WHAT TO DO » Only lines containing "emoji" are wanted from the data below. Copy those lines.

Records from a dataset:
----

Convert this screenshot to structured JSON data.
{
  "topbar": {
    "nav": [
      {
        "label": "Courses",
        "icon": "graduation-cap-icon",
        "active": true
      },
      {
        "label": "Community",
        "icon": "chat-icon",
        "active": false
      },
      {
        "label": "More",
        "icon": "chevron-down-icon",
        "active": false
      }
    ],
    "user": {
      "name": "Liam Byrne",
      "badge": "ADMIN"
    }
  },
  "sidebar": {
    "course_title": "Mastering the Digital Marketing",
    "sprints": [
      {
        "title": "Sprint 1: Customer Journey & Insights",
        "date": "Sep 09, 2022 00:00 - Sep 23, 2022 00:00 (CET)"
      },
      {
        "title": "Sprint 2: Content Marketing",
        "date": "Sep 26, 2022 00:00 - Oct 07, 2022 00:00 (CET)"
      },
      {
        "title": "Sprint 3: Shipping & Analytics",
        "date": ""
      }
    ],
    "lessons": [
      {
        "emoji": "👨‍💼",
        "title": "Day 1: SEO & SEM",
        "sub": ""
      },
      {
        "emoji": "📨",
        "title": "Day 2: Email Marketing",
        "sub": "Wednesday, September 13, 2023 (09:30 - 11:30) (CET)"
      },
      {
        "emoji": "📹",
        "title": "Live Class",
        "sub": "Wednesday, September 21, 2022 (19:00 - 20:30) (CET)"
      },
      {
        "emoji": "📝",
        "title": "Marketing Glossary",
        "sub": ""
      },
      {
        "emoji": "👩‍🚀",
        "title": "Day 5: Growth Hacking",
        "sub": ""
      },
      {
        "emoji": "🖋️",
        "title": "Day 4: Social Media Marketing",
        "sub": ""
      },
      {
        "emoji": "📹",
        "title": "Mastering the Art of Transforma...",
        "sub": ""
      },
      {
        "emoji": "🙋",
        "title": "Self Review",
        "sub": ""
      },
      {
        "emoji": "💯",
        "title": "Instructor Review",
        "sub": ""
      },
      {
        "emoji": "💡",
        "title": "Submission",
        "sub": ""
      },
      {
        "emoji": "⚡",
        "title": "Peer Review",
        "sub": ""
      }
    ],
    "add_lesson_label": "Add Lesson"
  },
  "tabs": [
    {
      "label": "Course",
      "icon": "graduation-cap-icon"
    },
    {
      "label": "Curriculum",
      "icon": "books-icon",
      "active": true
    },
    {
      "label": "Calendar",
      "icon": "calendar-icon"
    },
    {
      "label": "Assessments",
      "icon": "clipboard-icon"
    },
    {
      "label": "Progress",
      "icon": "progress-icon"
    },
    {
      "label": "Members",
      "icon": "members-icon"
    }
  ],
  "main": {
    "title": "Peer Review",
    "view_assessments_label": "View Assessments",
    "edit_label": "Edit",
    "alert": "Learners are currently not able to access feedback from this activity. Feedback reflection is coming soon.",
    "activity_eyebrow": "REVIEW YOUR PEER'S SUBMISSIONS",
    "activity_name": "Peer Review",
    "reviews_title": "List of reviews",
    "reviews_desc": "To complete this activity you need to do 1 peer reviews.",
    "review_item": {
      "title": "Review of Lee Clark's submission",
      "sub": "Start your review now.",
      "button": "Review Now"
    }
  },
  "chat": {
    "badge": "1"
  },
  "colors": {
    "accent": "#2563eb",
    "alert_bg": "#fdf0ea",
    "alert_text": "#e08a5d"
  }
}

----

EXERCISE RESPONSE »
        "emoji": "👨‍💼",
        "emoji": "📨",
        "emoji": "📹",
        "emoji": "📝",
        "emoji": "👩‍🚀",
        "emoji": "🖋️",
        "emoji": "📹",
        "emoji": "🙋",
        "emoji": "💯",
        "emoji": "💡",
        "emoji": "⚡",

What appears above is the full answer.